Rafael Nadal won the latest instalment of his epic rivalry with Roger Federer as the Spaniard swept into the final of the ATP World Tour Finals with a 7-5, 6-3 victory on Sunday.
Nadal was in commanding form in the last four showdown at London's O2 Arena and his 22nd win in 32 meetings with Federer booked the world number one's place in Monday's final against either Novak Djokovic or Stanislas Wawrinka.
But there was nothing routine about Nadal's latest show of force against Federer as it marked the first time he had ever beaten the Swiss great indoors after four defeats, including a loss in the 2010 final of the Tour Finals.
That was the 27-year-old's only previous appearance in the final of this prestigious season-ending event, but he looks in the mood to finally end his long wait to lift the trophy after halting Federer's remarkable run of success in the tournament in just 79 minutes.
Federer, a six-time winner of the event, had reached the last three finals, winning twice before losing to Djokovic last year.
But this has been Nadal's year and the 13-time Grand Slam winner, who has also won Olympic gold and the Davis Cup, is now just one more victory away from finishing a glorious campaign by adding the last major prize missing from his glittering CV.
"It's the perfect way to finish the season, probably one of the best seasons of my career," Nadal said.
"This is a special tournament but I have lost here before and not had the most luck, so it's great to be in the final."
Federer added: "I just struggled to stay consistent enough throughout the match and that's why he deserved to win. He was better today.
"It's unbelievable that he gets away with playing so far back indoors these days, but that's the conditions. So credit to him for making that work for him."
Nadal has now reached 14 finals since his return from seven months out with knee tendinitis, winning 10 titles including the French and US Opens.
But, while Nadal has thrived over the last 11 months, Federer has endured arguably the worst season of his career, dropping to seventh in the world, winning just one title and failing to reach a Grand Slam final for the first time since 2002.
After a tight opening to the first set, Federer had Nadal under pressure in the sixth game, but his failure to push home his advantage proved the decisive moment of the match.
Federer had a break point on three occasions and twice Nadal was able to hit his way out of trouble before the Swiss star missed with a wild and wayward forehand.
It was the kind of mistake, caused by a desperate desire to create a winner from nothing, that Nadal so often provokes in Federer.
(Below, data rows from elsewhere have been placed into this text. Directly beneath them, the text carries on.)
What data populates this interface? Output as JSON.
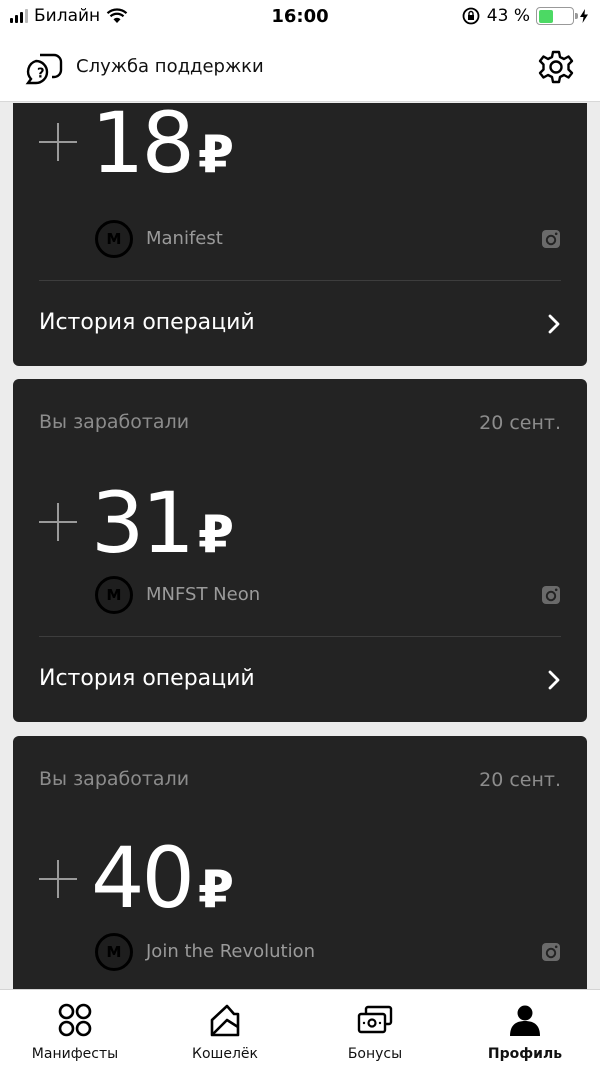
{
  "status_bar": {
    "carrier": "Билайн",
    "time": "16:00",
    "battery_percent": "43 %",
    "battery_level": 0.43
  },
  "header": {
    "support_label": "Служба поддержки",
    "support_icon": "support-chat-icon",
    "settings_icon": "gear-icon"
  },
  "cards": [
    {
      "label": "",
      "date": "",
      "amount": "18",
      "currency": "₽",
      "brand": "Manifest",
      "logo_letter": "M",
      "history": "История операций"
    },
    {
      "label": "Вы заработали",
      "date": "20 сент.",
      "amount": "31",
      "currency": "₽",
      "brand": "MNFST Neon",
      "logo_letter": "M",
      "history": "История операций"
    },
    {
      "label": "Вы заработали",
      "date": "20 сент.",
      "amount": "40",
      "currency": "₽",
      "brand": "Join the Revolution",
      "logo_letter": "M",
      "history": ""
    }
  ],
  "bottom_nav": {
    "items": [
      {
        "label": "Манифесты",
        "icon": "grid-circles-icon",
        "active": false
      },
      {
        "label": "Кошелёк",
        "icon": "wallet-icon",
        "active": false
      },
      {
        "label": "Бонусы",
        "icon": "bonus-cards-icon",
        "active": false
      },
      {
        "label": "Профиль",
        "icon": "profile-icon",
        "active": true
      }
    ]
  },
  "colors": {
    "card_bg": "#232323",
    "battery_green": "#4cd964",
    "muted_text": "#8c8c8c"
  }
}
Nadal quickly doubled the frustration for Federer, breaking for a 5-4 lead when yet another top-spin bullet from the baseline flashed past the Swiss star's defences.
Both players were mixing some breathtaking play with occasional sloppy play and the result was a rollercoaster end to the set.
When Nadal tried to close out the set, Federer pushed the Spaniard out of his comfort zone and broke back.
But, not for the first time in his troubled season, Federer lost his composure at the crucial moment and Nadal broke again.
Given the chance to serve out the set for a second time, Nadal delivered in ruthless fashion, crashing a series of winners to take the game without dropping a point.
Federer couldn't make any impact on Nadal's serve in the second set and the match started to slip from his grasp when the Spaniard punished another sloppy game from the Swiss to break for a 3-2 lead.
That was all the incentive Nadal needed to race to the finish line and, with Federer's unforced error total climbing to 32, it wasn't long before the Spaniard was punching the air in celebration.